### WHAT THE TASK ASKS
Where "number" appears in a line of the entries below, that line should be copied.

### SUPPLIED DATA
┄┄┄┄┄┄┄┄┄┄

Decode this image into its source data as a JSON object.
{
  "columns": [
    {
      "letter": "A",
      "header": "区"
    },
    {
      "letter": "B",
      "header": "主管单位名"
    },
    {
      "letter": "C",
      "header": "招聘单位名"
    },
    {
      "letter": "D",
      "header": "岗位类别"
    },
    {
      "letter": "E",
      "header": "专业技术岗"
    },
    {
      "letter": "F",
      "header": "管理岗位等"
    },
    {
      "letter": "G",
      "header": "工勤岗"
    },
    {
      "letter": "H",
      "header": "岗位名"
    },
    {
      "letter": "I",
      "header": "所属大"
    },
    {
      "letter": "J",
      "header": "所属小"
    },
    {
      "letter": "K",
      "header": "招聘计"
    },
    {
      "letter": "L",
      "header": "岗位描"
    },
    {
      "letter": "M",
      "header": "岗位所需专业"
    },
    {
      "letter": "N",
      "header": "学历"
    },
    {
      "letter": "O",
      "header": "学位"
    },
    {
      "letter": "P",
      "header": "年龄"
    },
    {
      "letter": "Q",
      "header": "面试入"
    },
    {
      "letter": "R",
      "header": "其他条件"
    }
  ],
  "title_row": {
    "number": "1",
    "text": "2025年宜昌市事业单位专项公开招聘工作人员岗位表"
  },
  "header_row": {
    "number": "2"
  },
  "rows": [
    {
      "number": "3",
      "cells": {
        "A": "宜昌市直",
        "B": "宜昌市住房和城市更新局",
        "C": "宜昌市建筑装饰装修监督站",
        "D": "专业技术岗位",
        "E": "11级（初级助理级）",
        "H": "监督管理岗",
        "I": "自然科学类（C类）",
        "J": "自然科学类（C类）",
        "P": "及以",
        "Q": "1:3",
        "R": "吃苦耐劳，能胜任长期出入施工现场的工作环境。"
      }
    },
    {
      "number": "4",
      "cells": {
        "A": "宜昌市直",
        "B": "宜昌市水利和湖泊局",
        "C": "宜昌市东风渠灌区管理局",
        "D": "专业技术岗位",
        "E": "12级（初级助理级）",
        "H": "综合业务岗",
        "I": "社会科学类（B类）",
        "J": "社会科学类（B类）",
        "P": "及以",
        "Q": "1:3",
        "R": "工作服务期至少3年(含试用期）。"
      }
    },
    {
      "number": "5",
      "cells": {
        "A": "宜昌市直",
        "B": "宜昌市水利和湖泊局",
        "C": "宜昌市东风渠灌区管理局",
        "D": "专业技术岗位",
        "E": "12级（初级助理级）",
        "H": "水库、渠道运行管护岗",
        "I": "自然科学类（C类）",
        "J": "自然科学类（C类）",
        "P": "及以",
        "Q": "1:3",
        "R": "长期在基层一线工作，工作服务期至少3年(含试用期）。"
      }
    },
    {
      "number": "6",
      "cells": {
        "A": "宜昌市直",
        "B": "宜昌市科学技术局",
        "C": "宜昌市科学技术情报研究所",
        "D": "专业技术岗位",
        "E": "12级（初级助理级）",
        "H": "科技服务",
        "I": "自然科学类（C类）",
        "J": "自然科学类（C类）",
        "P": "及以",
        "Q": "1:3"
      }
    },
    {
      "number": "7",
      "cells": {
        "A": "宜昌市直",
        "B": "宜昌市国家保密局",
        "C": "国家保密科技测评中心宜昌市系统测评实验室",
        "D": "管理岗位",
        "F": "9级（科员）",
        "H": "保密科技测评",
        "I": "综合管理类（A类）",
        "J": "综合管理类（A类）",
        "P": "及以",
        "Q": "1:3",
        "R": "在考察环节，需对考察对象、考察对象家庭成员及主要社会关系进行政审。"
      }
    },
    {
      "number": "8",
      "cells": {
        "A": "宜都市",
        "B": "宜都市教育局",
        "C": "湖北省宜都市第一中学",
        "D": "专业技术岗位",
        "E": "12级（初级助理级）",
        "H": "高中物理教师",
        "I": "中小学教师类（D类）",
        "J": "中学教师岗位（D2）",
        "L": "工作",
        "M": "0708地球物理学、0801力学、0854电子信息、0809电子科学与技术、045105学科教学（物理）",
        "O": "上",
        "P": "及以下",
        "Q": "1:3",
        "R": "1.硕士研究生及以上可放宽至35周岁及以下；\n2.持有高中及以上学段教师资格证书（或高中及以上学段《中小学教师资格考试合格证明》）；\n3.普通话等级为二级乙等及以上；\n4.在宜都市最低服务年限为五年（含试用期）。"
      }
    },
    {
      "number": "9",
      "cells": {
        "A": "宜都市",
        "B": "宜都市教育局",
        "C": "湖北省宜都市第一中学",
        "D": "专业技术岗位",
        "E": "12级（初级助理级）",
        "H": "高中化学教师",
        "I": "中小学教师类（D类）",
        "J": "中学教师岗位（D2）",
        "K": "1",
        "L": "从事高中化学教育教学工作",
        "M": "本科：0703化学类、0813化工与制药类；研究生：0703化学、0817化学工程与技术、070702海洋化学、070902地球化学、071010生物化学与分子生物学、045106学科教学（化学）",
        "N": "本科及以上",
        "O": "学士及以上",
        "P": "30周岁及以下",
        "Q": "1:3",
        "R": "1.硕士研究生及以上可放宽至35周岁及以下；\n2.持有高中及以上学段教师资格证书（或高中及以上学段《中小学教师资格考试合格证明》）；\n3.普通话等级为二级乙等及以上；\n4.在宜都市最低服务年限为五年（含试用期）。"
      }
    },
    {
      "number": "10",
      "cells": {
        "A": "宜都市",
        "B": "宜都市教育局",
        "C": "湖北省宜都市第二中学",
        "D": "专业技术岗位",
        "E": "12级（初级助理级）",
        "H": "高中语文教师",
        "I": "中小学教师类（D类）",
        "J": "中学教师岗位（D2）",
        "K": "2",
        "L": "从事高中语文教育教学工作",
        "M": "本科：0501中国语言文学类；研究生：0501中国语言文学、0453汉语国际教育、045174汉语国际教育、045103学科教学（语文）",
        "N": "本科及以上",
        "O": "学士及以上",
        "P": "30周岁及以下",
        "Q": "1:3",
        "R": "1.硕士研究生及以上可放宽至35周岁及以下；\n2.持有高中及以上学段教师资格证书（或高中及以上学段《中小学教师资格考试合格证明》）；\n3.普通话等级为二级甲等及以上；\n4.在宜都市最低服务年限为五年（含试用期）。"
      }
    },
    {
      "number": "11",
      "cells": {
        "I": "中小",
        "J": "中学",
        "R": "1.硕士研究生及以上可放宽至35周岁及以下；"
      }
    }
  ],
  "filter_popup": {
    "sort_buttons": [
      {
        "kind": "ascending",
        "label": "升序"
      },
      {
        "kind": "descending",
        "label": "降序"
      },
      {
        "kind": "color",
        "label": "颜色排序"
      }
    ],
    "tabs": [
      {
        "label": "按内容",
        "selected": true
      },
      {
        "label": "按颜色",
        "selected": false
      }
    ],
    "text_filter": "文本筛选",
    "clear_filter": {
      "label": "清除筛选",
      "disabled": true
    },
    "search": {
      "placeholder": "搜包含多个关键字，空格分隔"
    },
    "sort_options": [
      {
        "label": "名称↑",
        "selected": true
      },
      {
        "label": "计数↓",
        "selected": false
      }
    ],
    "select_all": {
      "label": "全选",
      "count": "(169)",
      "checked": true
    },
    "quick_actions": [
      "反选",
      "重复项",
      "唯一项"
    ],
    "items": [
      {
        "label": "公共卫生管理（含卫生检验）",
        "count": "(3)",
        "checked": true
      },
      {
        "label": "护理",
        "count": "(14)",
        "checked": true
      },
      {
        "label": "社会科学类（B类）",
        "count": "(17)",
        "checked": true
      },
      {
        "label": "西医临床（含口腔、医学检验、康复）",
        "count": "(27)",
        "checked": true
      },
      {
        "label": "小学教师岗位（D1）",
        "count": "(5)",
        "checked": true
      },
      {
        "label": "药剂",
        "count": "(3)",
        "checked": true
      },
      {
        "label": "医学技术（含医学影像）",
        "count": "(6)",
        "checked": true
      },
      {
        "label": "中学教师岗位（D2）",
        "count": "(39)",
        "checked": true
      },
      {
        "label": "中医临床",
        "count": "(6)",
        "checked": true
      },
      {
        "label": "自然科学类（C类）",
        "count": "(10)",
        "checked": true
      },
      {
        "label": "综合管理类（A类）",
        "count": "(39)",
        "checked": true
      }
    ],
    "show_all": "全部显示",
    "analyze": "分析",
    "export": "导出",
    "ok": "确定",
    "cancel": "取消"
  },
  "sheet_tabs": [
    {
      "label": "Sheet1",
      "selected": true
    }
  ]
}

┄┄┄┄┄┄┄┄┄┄

### RESULT OF THE EXERCISE
    "number": "1",
    "number": "2"
      "number": "3",
      "number": "4",
      "number": "5",
      "number": "6",
      "number": "7",
      "number": "8",
      "number": "9",
      "number": "10",
      "number": "11",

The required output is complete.